The recent imbroglio concerning 33% quota for Naga women in ULBs has adversely affected NMA, a very respectable body in Nagaland and beyond. Through its bold initiative, political unrest resulting in bloodshed in the name of nationalism has been conspicuously lessened over the years. Through its motherly love in action, many unhealthy social habits leading to untimely deaths have been arrested to a commendable extent. Through its visionary leadership, our land, fathers, mothers, sons and daughters have been experiencing rays of hope for new beginnings.
As a Naga woman, when the now dissolved JACWR decided to take legal recourse as a last resort to seek for their constitutional right, my heart leaped for joy at the prospect of seeing my mothers, aunts and sisters at the same table of decision making with my fathers, uncles and sons. This was one special move by NMA specifically aimed at the uplift of women’s status in the Naga (urban) society. Alas! The table has returned to status quo. Only time will tell how and which collective Naga body will again pursue the issue of women’s fair participation in decision making platforms. However, I trust NMA will not feel defeated by the recent outcome in their fight for gender justice but continue to keep its passion for gender and social activism alive.
Needless to say, NMA is perhaps at the moment at its most vulnerable in all of its nearly four decades of existence; though it’s primarily caused by external factors. To make it worse, it is unkind of male tribe bodies to pressurize their respective women bodies to “disassociate” from NMA; as if to illogically decide their loyalty between their tribe and gender. Such pressure-tactic on women groups reminds us of our ancient days of headhunting when the defeated rival was further decapitated to not only prove the victor’s manhood but also to deny the slightest possibility of the rival’s survival. It would be dreadful to relive such a past, no matter how remotely close. For civil bodies and individuals to even reprimand NMA with discriminatory languages contradicts Naga custom of filial piety, given that NMA represents mothers from whom everyone originates. Even in the midst of intense displeasure for whatever reason, there is no honor and justification in disrespecting a body comprising of their mothers – directly or by the reality of our common origin, and calling for its dissolution via tribe women’s withdrawal or dissolving the central Body itself.

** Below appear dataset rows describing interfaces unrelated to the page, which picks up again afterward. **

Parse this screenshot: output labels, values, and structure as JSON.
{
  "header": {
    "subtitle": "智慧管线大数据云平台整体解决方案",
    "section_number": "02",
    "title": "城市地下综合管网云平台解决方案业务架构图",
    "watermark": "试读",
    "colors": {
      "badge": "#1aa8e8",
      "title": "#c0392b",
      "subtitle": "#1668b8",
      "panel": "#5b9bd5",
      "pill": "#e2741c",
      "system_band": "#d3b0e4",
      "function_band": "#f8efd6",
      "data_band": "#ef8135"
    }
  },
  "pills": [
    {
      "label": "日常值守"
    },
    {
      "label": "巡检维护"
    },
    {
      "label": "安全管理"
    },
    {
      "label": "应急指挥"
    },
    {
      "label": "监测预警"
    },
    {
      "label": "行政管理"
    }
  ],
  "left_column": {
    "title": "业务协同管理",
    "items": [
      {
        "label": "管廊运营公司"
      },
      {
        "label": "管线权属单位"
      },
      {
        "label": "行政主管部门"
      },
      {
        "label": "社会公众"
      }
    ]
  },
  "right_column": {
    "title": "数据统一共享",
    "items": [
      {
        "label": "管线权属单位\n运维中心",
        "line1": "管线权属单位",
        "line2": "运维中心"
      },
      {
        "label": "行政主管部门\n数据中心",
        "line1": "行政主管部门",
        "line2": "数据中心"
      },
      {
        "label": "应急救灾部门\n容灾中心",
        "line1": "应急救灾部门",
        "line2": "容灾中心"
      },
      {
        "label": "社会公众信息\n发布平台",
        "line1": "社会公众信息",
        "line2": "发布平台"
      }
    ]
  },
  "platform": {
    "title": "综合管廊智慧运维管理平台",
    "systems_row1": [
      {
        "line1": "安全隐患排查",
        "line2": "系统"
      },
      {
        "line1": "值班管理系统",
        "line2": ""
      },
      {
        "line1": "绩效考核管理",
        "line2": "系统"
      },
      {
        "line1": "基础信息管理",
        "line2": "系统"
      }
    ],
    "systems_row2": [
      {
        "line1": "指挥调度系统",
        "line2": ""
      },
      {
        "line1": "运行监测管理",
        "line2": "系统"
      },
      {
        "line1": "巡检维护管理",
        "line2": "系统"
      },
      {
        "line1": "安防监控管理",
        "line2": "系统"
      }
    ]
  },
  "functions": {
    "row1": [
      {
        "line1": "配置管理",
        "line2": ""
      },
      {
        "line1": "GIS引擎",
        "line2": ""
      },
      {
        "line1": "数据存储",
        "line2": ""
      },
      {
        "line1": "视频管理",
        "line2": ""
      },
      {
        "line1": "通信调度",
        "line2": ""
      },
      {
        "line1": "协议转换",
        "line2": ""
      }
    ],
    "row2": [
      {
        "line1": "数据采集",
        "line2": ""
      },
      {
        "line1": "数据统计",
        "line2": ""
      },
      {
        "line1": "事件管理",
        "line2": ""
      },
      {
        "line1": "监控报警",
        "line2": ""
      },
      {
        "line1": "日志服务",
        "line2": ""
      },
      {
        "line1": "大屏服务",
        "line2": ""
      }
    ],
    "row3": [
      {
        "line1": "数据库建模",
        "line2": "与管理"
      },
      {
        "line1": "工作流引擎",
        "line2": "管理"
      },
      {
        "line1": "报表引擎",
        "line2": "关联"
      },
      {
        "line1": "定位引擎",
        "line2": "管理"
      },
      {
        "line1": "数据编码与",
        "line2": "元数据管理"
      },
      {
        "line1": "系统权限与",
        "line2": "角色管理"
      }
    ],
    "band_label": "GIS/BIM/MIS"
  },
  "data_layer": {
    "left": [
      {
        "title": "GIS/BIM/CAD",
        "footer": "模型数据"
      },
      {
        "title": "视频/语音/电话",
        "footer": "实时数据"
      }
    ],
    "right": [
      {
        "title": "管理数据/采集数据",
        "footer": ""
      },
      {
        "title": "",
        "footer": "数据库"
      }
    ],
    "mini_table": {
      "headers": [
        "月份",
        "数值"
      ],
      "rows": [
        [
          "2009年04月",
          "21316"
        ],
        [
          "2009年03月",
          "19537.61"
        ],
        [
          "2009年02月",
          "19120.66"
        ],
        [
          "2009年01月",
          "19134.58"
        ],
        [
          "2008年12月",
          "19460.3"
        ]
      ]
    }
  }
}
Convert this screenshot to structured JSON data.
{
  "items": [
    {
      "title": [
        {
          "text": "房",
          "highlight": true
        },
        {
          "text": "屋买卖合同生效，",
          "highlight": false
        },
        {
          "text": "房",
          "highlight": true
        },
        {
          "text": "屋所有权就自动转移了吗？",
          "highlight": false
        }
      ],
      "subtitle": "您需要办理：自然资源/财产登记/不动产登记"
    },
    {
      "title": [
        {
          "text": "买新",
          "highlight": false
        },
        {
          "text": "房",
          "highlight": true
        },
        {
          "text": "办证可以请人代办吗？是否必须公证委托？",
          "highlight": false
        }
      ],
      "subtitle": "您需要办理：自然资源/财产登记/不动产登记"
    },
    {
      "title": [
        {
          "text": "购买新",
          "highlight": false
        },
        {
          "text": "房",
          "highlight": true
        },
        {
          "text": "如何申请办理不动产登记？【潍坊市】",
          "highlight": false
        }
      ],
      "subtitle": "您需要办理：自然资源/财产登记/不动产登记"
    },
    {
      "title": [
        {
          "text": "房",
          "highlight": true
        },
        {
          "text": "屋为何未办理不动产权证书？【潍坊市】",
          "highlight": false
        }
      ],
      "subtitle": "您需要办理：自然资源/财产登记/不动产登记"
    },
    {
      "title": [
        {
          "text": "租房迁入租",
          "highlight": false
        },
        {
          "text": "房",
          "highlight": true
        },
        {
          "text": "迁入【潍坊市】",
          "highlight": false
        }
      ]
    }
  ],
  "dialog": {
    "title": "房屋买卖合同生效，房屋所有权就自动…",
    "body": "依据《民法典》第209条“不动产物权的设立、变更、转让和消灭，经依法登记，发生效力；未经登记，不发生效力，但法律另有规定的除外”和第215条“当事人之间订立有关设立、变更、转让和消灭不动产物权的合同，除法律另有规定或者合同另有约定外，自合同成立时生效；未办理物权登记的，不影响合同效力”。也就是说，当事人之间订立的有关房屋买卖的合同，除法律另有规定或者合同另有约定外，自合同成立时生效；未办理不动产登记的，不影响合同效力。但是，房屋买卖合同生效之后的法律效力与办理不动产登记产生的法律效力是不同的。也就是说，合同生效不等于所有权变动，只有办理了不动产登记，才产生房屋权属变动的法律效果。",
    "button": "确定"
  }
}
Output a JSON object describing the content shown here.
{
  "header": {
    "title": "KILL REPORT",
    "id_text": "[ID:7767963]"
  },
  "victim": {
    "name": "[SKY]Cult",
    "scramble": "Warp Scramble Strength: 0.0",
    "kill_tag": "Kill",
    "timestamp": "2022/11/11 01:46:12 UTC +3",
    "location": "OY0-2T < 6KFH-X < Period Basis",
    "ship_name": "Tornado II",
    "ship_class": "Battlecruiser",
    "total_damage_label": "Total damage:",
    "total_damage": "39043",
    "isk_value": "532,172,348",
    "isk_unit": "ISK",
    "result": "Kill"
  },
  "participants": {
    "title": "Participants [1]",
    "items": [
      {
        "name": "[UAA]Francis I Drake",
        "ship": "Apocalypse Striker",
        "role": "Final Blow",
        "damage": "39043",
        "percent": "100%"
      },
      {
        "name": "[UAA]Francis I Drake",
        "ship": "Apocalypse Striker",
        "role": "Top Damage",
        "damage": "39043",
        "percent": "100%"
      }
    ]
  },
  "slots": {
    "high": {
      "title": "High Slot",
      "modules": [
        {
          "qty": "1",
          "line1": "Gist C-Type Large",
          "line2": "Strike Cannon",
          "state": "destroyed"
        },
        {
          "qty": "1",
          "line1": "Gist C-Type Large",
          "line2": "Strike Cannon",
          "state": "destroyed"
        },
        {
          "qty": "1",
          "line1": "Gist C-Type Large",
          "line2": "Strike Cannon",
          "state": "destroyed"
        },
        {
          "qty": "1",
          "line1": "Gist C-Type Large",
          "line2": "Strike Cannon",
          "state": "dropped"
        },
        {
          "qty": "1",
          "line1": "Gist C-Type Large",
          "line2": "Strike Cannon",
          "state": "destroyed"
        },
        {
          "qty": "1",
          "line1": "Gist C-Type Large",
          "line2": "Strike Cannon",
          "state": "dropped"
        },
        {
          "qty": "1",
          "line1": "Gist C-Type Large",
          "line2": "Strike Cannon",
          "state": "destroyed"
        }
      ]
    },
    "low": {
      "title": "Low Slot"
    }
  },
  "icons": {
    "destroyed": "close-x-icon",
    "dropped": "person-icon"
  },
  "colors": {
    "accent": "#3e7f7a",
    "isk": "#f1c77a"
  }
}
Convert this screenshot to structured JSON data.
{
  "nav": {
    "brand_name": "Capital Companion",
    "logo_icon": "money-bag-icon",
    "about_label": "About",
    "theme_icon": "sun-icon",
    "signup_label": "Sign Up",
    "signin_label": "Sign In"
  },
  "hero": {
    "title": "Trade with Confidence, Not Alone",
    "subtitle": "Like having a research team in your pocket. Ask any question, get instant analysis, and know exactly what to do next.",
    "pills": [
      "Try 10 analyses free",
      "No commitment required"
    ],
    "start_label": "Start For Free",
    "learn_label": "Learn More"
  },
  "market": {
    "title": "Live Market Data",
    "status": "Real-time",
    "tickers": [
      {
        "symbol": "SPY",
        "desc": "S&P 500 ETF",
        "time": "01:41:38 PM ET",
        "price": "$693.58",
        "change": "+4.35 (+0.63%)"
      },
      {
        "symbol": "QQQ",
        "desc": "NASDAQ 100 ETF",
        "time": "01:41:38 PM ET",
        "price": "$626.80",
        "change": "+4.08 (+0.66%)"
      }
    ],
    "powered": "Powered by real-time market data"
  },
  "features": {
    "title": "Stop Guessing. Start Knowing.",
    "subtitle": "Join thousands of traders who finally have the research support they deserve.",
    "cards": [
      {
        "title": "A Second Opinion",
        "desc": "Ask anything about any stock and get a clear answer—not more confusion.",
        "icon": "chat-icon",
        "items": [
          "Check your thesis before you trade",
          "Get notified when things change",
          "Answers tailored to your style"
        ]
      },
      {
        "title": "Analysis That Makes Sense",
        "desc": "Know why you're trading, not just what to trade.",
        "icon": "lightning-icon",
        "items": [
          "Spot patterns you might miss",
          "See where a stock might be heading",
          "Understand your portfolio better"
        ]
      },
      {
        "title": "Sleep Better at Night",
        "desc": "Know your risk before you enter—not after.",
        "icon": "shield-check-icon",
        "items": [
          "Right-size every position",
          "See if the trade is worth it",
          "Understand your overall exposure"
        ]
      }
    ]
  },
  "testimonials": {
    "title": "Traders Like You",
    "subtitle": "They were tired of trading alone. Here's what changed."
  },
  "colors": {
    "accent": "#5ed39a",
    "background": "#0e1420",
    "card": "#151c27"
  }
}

So far a couple of tribe women bodies have publicly withdrawn themselves from NMA. I pray they will take time to introspect and soon rejoin to strengthen the voice and presence of Naga women. I also pray that no other Naga women group would abandon their “Mother” in her lows as much as they would have stood by her and celebrated her highs. She needs the non-judgmental support of fellow women/mothers from all Naga tribes at this point in time more than ever. The words of Mordecai to Queen Esther (paraphrased) should send a strong message to Naga women to stand together with NMA: “Who knows? Perhaps you have come to (mother’s) dignity for such a time as this” (cf., Esth 4: 14b).
The works of NMA has and will go beyond the demand of women’s rightful place in decision-making bodies. Its existence is an asset to Naga society as a nationally acclaimed NGO; indispensable for the welfare of girls, boys, women, and men; essential for safeguarding peaceful relationships between nationalists, politicians and civilians and; a strong pillar for preserving civic sense and moral duties. Through all the unprecedented experiences in recent time, may NMA, in the favor of God, arise, sooner than later, in its finest, wisest and strongest!